►
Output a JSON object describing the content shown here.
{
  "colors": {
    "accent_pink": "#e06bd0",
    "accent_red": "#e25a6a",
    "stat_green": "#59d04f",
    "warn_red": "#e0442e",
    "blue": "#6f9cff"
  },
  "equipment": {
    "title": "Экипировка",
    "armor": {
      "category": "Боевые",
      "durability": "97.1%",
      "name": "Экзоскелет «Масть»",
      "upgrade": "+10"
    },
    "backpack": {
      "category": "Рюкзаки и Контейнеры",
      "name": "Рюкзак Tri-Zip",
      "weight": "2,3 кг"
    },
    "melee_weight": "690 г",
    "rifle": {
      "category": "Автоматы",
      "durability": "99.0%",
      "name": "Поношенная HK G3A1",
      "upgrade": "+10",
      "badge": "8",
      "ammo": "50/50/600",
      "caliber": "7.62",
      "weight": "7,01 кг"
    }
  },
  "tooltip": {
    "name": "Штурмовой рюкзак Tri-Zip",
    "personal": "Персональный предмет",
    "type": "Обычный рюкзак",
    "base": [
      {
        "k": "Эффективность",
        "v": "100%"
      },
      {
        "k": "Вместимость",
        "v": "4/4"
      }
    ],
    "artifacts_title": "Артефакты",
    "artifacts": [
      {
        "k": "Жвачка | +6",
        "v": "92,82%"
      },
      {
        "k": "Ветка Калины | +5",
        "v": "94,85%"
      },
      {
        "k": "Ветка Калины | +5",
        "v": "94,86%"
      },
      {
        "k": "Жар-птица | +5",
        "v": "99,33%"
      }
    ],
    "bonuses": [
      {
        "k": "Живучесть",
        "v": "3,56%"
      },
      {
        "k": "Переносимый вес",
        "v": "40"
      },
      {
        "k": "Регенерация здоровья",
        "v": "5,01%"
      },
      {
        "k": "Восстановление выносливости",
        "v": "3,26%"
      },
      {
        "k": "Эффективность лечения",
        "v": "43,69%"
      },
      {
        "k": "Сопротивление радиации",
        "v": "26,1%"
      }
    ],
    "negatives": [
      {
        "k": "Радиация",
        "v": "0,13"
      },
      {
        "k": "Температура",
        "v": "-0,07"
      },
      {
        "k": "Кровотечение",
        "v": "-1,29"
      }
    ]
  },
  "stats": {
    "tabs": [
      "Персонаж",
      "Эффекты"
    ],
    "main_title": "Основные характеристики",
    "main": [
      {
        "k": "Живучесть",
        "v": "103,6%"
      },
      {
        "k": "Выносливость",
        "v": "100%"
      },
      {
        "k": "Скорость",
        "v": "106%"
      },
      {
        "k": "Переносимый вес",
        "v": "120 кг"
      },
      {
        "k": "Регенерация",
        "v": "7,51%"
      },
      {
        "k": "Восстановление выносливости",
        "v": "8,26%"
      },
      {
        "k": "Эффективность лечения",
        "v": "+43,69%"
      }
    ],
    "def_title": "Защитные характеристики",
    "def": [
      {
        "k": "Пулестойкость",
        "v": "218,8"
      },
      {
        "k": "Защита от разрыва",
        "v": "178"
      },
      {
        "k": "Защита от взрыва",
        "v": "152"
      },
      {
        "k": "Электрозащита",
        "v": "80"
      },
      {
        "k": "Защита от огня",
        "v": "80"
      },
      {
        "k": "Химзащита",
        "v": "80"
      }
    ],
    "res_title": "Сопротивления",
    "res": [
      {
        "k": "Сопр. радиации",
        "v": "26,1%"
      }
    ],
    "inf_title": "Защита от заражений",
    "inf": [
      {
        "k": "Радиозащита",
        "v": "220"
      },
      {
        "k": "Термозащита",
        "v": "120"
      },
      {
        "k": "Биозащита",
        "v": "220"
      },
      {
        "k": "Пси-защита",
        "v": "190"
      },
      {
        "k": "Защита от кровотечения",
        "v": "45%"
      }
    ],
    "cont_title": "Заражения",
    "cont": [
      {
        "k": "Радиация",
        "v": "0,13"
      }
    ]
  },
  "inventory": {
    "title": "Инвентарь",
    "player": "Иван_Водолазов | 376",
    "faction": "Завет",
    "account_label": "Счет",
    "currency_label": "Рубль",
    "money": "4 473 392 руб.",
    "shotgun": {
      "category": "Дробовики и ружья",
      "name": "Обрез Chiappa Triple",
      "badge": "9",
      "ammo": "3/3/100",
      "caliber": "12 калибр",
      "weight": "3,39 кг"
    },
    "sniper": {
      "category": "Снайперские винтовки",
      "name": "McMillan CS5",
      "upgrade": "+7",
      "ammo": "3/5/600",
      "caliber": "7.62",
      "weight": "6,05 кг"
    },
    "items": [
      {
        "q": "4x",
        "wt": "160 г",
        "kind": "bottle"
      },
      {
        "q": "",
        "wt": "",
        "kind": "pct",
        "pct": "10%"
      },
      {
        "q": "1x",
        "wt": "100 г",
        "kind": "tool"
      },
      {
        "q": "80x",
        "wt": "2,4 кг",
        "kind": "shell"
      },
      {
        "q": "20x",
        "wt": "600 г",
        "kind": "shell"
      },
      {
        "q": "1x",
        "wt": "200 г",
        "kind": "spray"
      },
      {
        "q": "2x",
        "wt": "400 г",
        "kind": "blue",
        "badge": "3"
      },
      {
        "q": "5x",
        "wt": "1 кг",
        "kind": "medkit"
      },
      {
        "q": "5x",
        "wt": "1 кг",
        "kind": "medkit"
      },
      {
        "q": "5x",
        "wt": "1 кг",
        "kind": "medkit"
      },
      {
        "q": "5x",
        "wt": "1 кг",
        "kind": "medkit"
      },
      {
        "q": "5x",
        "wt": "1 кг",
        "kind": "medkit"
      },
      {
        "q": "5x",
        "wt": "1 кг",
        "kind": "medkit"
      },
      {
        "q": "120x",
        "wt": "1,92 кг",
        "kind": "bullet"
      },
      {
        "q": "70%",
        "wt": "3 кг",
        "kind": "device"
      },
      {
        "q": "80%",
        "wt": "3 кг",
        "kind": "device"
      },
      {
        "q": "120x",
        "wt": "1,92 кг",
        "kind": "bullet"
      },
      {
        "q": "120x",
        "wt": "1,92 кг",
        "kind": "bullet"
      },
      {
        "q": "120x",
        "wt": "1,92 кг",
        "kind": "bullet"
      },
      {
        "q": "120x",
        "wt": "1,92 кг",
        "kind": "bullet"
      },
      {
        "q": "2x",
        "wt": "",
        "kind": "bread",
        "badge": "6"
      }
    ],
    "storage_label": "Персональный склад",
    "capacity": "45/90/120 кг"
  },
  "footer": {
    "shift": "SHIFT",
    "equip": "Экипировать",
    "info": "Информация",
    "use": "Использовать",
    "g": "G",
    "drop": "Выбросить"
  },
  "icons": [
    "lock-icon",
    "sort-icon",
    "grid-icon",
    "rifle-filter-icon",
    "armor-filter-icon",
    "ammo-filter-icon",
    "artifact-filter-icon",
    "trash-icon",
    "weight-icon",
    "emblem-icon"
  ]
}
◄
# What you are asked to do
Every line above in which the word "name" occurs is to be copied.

# Final answer
      "name": "Экзоскелет «Масть»",
      "name": "Рюкзак Tri-Zip",
      "name": "Поношенная HK G3A1",
    "name": "Штурмовой рюкзак Tri-Zip",
      "name": "Обрез Chiappa Triple",
      "name": "McMillan CS5",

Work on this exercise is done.